So, I am really feeling it for the young people at the moment. It is tough out there and it is getting tougher. I have no idea how they are going to find work. Linda has been applying for hundreds of jobs and finally got an interview in a local beauty clinic as a receptionist. The boss who interviewed her said they had 3000 applicants and they are interviewing 200 people! Competition is fierce. Evelina our ex lodger told me that she had applied for around 100 jobs and no interviews or even acknowledgements. And a friend’s son who is one of the Class of 2020 800,000 18 – 24-year olds who have just graduated has applied for around 80 jobs and also has received no acknowledgements or interviews. Surely there could be a better system to give these young people some feedback which at least might help them on their way. They are going to need all the help they can get. Boy did we have it easy when we started work.
On my mother’s insistence and my reluctance aged 16 I took a Pitman’s shorthand and typing course at a further education college. Absolutely one of the best things I have done, and mum was so right. “It will come in handy,” she said. “Oh yeah” I thought but with nothing better on the horizon I enrolled. And it did come in handy and continues to do so. Not only could I always fall back on temp work but as a journalist both these skills were invaluable.
Armed with my 70 wpm shorthand certificate and 40 wpm typing I signed on with Brook Street Bureau to work as a temp shorthand typist. I started off in a typing pool with around 40 other women all typing away producing letters and documents for faceless individuals and ruled over by what was usually a dragon of a woman, who herself had graduated from the pool and was determined never again to be back there. I was not the best. Actually, truth to tell I was probably just about the worst.
Which many of my unsuspecting bosses found out. I could get the letters down in shorthand with no problem but reading them back …well that was something else. Some of the squibbles were just that – squibbles – and I usually had to guess the gist of it and then make up the rest hoping my boss would not remember what he dictated. It was the days when one put carbon paper in between the pages in the typewriter to make copies. Erasing mistakes was hell. And I made lots of mistakes. Despite trying my hardest, the letters would emerge with smudges and sometimes holes where I had used the rubber a bit too frequently.
Then there was the audio letters. Sometimes one or maybe it was just me – had to listen to a sentence multiply times to decipher what was being said. I remember once after an hour of intense listening and near to tears I couldn’t decipher what sounded like frsh-pish so I gave up and asked my boss what he was saying.

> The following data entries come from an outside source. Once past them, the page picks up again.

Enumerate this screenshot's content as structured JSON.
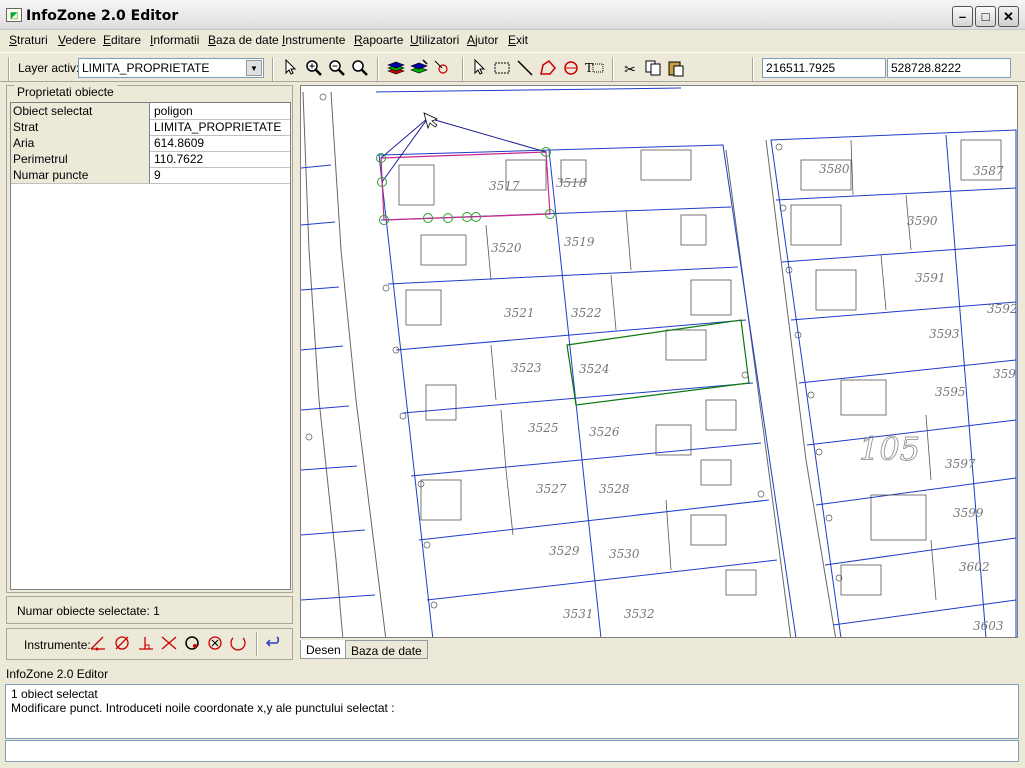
{
  "window": {
    "title": "InfoZone 2.0 Editor",
    "minimize": "–",
    "maximize": "□",
    "close": "✕"
  },
  "menu": [
    "Straturi",
    "Vedere",
    "Editare",
    "Informatii",
    "Baza de date",
    "Instrumente",
    "Rapoarte",
    "Utilizatori",
    "Ajutor",
    "Exit"
  ],
  "toolbar": {
    "layer_label": "Layer activ:",
    "layer_value": "LIMITA_PROPRIETATE",
    "coord_x": "216511.7925",
    "coord_y": "528728.8222"
  },
  "properties": {
    "legend": "Proprietati obiecte",
    "rows": [
      {
        "key": "Obiect selectat",
        "value": "poligon"
      },
      {
        "key": "Strat",
        "value": "LIMITA_PROPRIETATE"
      },
      {
        "key": "Aria",
        "value": "614.8609"
      },
      {
        "key": "Perimetrul",
        "value": "110.7622"
      },
      {
        "key": "Numar puncte",
        "value": "9"
      }
    ]
  },
  "selection_count": "Numar obiecte selectate: 1",
  "instruments_label": "Instrumente:",
  "tabs": {
    "desen": "Desen",
    "baza": "Baza de date"
  },
  "status_caption": "InfoZone 2.0 Editor",
  "log": [
    "1 obiect selectat",
    "Modificare punct. Introduceti noile coordonate x,y ale punctului selectat :"
  ],
  "map": {
    "parcels": [
      "3517",
      "3518",
      "3520",
      "3519",
      "3521",
      "3522",
      "3523",
      "3524",
      "3525",
      "3526",
      "3527",
      "3528",
      "3529",
      "3530",
      "3531",
      "3532",
      "3580",
      "3587",
      "3590",
      "3591",
      "3592",
      "3593",
      "3595",
      "3597",
      "3599",
      "3602",
      "3603",
      "359"
    ],
    "block_label": "105"
  },
  "colors": {
    "parcel_line": "#1e3cc8",
    "selected": "#c8288c",
    "highlight": "#0a7a0a",
    "vertex": "#2aa02a",
    "building": "#555555"
  }
}
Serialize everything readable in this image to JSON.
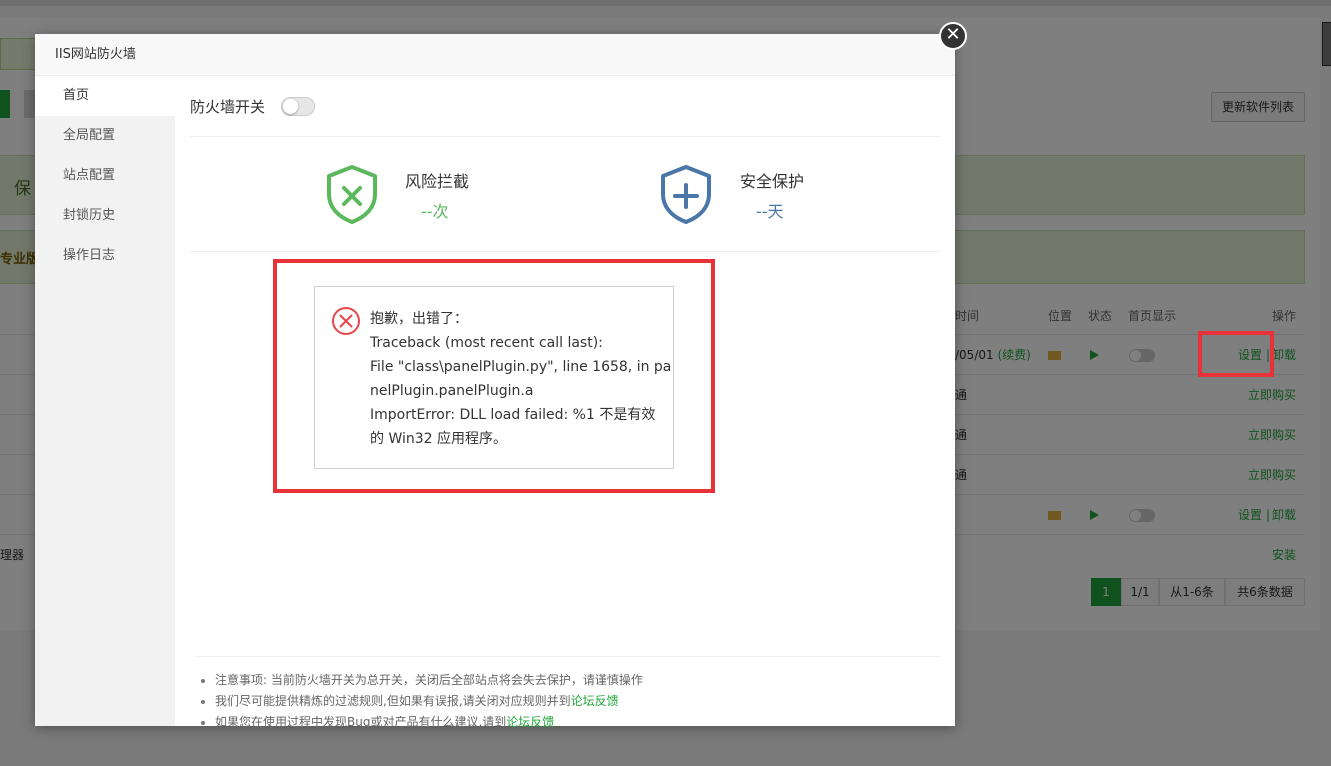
{
  "background": {
    "refresh_button": "更新软件列表",
    "banner_char": "保",
    "pro_label": "专业版",
    "table_headers": {
      "time": "时间",
      "position": "位置",
      "status": "状态",
      "home_display": "首页显示",
      "actions": "操作"
    },
    "rows": [
      {
        "time": "/05/01",
        "renew": "(续费)",
        "action1": "设置",
        "separator": "|",
        "action2": "卸载"
      },
      {
        "time": "通",
        "action": "立即购买"
      },
      {
        "time": "通",
        "action": "立即购买"
      },
      {
        "time": "通",
        "action": "立即购买"
      },
      {
        "action1": "设置",
        "separator": "|",
        "action2": "卸载"
      },
      {
        "left_text": "理器",
        "action": "安装"
      }
    ],
    "pager": {
      "current": "1",
      "pages": "1/1",
      "range": "从1-6条",
      "total": "共6条数据"
    }
  },
  "dialog": {
    "title": "IIS网站防火墙",
    "close_glyph": "✕",
    "sidebar": [
      {
        "label": "首页",
        "active": true
      },
      {
        "label": "全局配置"
      },
      {
        "label": "站点配置"
      },
      {
        "label": "封锁历史"
      },
      {
        "label": "操作日志"
      }
    ],
    "firewall_switch_label": "防火墙开关",
    "stats": [
      {
        "title": "风险拦截",
        "value": "--次",
        "icon": "shield-x-icon",
        "color": "#5cb85c"
      },
      {
        "title": "安全保护",
        "value": "--天",
        "icon": "shield-plus-icon",
        "color": "#4a76a8"
      }
    ],
    "error": {
      "lines": [
        "抱歉，出错了：",
        "Traceback (most recent call last):",
        "File \"class\\panelPlugin.py\", line 1658, in pa",
        "nelPlugin.panelPlugin.a",
        "ImportError: DLL load failed: %1 不是有效",
        "的 Win32 应用程序。"
      ]
    },
    "notes": [
      {
        "text": "注意事项: 当前防火墙开关为总开关，关闭后全部站点将会失去保护，请谨慎操作",
        "link": ""
      },
      {
        "text": "我们尽可能提供精炼的过滤规则,但如果有误报,请关闭对应规则并到",
        "link": "论坛反馈"
      },
      {
        "text": "如果您在使用过程中发现Bug或对产品有什么建议,请到",
        "link": "论坛反馈"
      }
    ]
  }
}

It was ‘fresh paragraph’.! Even worse — and remember photo copy machines had not been invented — you would just get to the end of a 4 page document and your boss would say, “please do me an extra copy of this document!!!!!! ” Aggghhh.
If you were on duplication duty it was the horrors of the Gestetner machine. For those too young remember the process was messy, loud and cumbersome and usually ended with ink stained hands and in my case clothes as well. It didn’t help that I would approach the machine with a defeatist attitude and like horses, they smell your fear and take advantage of it. 30 minutes on this machine and I would be reduced to a quivering jelly.

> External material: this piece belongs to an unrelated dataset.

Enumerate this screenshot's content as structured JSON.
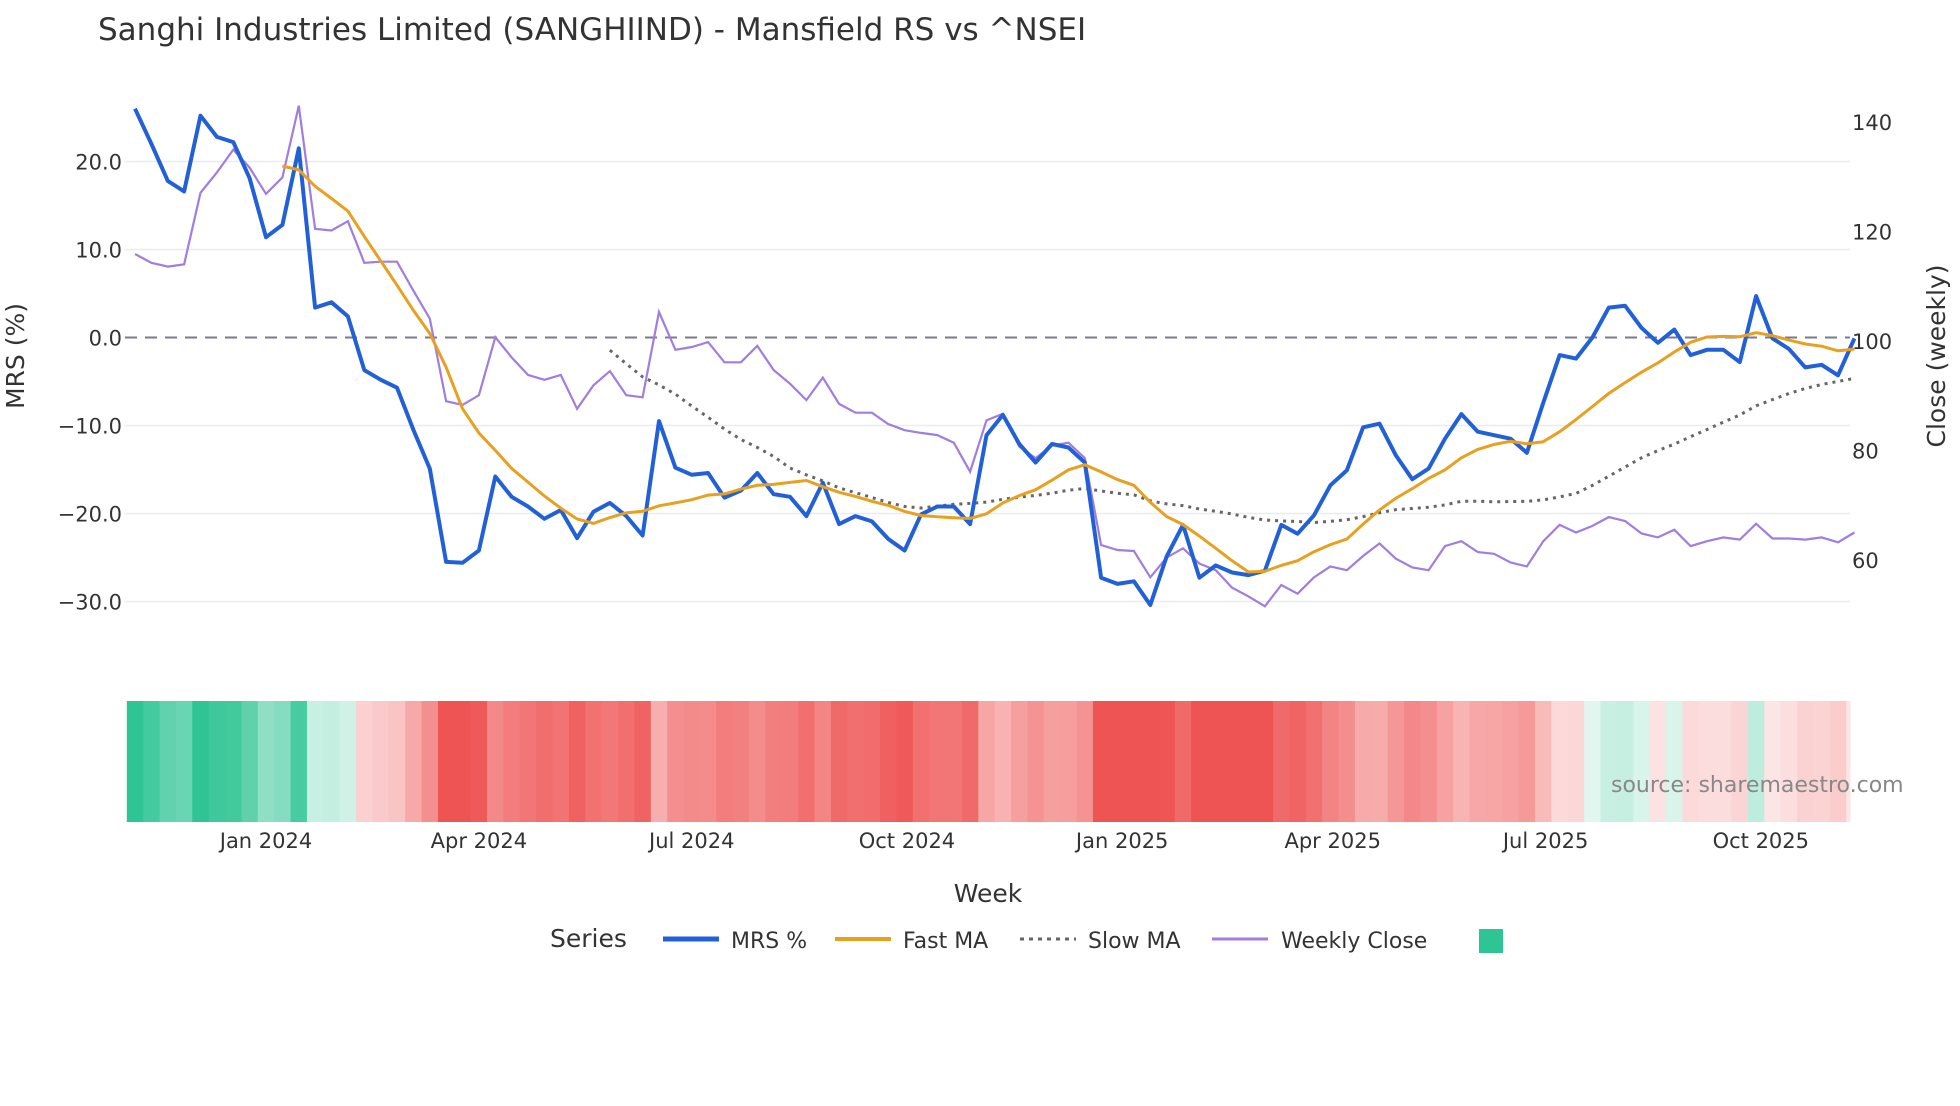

It was also an era when bottom pinching, wandering hands, innuendos and proposals were very much a hazard that we had to put up with. We learnt how to dodge the groping hands, cope with constant ogling, laugh convincingly at our boss’s terrible jokes and ignore inappropriate comments. We didn’t complain because it would have got us nowhere. It was how it was and continued to be – so thank you Me Too.
I guess somehow, we didn’t have the confidence to speak out and we accepted a lot more than we would do nowadays. Take the local flasher. Every area had one. Today it would be gross indecency but in the 50’s we just glossed over the antics. I remember — we called him old Jim — he would wait for us after school and then show us his ‘bits’ we would just laugh and run off – unscathed – and move on. If that happened now, I think it would be very different. Is it because we are more sexually aware and thus mindful of the dangers – I don’t know?
Apropos of absolutely nothing I watched a wonderful though provoking Netflix documentary series on autism Love on the Spectrum. It is not one of those stupid inane dating looking- for- a- mate- kind- of- programmes. This series examines what dating is like for people on the autism spectrum. They talk honestly about their feelings and why they want a partner. They have no grey areas it is black or white. And the interviewer mirrors this wonderfully – there is no ambiguity, he is sensitive and empathetic. I found myself smiling, laughing, and crying throughout the series. Their honesty was refreshing and made me realise that we spend so much time playing games, skirting around the issues and guessing what people think, we could learn a lot from them.
“Let’s be careful out there”